Every word of the data below has to be copied faithfully.

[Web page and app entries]
• • • • •
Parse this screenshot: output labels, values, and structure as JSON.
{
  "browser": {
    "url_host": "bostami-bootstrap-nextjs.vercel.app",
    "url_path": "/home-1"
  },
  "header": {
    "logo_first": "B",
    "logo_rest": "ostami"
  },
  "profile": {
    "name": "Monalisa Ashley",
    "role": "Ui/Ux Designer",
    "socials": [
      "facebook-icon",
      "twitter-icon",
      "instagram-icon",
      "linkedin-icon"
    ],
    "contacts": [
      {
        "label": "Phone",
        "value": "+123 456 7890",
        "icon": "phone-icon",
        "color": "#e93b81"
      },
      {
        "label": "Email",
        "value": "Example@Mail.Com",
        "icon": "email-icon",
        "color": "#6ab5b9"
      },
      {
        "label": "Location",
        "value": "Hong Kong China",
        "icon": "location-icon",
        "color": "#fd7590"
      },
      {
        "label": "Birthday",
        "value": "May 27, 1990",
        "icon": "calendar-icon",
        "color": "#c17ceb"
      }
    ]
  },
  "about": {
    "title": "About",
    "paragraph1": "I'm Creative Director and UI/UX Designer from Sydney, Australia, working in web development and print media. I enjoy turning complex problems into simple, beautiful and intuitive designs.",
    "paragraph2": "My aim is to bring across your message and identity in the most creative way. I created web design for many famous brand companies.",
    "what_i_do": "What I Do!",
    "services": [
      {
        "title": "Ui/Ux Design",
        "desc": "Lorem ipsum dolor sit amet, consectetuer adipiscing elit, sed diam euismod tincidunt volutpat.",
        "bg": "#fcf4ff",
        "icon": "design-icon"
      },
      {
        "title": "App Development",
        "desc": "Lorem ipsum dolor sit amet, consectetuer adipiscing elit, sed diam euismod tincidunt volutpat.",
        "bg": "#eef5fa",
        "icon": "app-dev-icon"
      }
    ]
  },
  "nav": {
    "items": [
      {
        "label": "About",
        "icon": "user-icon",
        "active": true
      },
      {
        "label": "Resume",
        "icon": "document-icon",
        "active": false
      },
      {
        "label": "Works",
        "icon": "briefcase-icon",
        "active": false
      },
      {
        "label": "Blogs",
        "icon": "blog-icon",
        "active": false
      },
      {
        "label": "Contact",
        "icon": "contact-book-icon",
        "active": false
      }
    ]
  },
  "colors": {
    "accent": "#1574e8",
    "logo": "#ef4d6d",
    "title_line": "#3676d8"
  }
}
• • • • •
# Result below
Parse this screenshot: output labels, values, and structure as JSON.
{
  "browser": {
    "url_host": "bostami-bootstrap-nextjs.vercel.app",
    "url_path": "/home-1"
  },
  "header": {
    "logo_first": "B",
    "logo_rest": "ostami"
  },
  "profile": {
    "name": "Monalisa Ashley",
    "role": "Ui/Ux Designer",
    "socials": [
      "facebook-icon",
      "twitter-icon",
      "instagram-icon",
      "linkedin-icon"
    ],
    "contacts": [
      {
        "label": "Phone",
        "value": "+123 456 7890",
        "icon": "phone-icon",
        "color": "#e93b81"
      },
      {
        "label": "Email",
        "value": "Example@Mail.Com",
        "icon": "email-icon",
        "color": "#6ab5b9"
      },
      {
        "label": "Location",
        "value": "Hong Kong China",
        "icon": "location-icon",
        "color": "#fd7590"
      },
      {
        "label": "Birthday",
        "value": "May 27, 1990",
        "icon": "calendar-icon",
        "color": "#c17ceb"
      }
    ]
  },
  "about": {
    "title": "About",
    "paragraph1": "I'm Creative Director and UI/UX Designer from Sydney, Australia, working in web development and print media. I enjoy turning complex problems into simple, beautiful and intuitive designs.",
    "paragraph2": "My aim is to bring across your message and identity in the most creative way. I created web design for many famous brand companies.",
    "what_i_do": "What I Do!",
    "services": [
      {
        "title": "Ui/Ux Design",
        "desc": "Lorem ipsum dolor sit amet, consectetuer adipiscing elit, sed diam euismod tincidunt volutpat.",
        "bg": "#fcf4ff",
        "icon": "design-icon"
      },
      {
        "title": "App Development",
        "desc": "Lorem ipsum dolor sit amet, consectetuer adipiscing elit, sed diam euismod tincidunt volutpat.",
        "bg": "#eef5fa",
        "icon": "app-dev-icon"
      }
    ]
  },
  "nav": {
    "items": [
      {
        "label": "About",
        "icon": "user-icon",
        "active": true
      },
      {
        "label": "Resume",
        "icon": "document-icon",
        "active": false
      },
      {
        "label": "Works",
        "icon": "briefcase-icon",
        "active": false
      },
      {
        "label": "Blogs",
        "icon": "blog-icon",
        "active": false
      },
      {
        "label": "Contact",
        "icon": "contact-book-icon",
        "active": false
      }
    ]
  },
  "colors": {
    "accent": "#1574e8",
    "logo": "#ef4d6d",
    "title_line": "#3676d8"
  }
}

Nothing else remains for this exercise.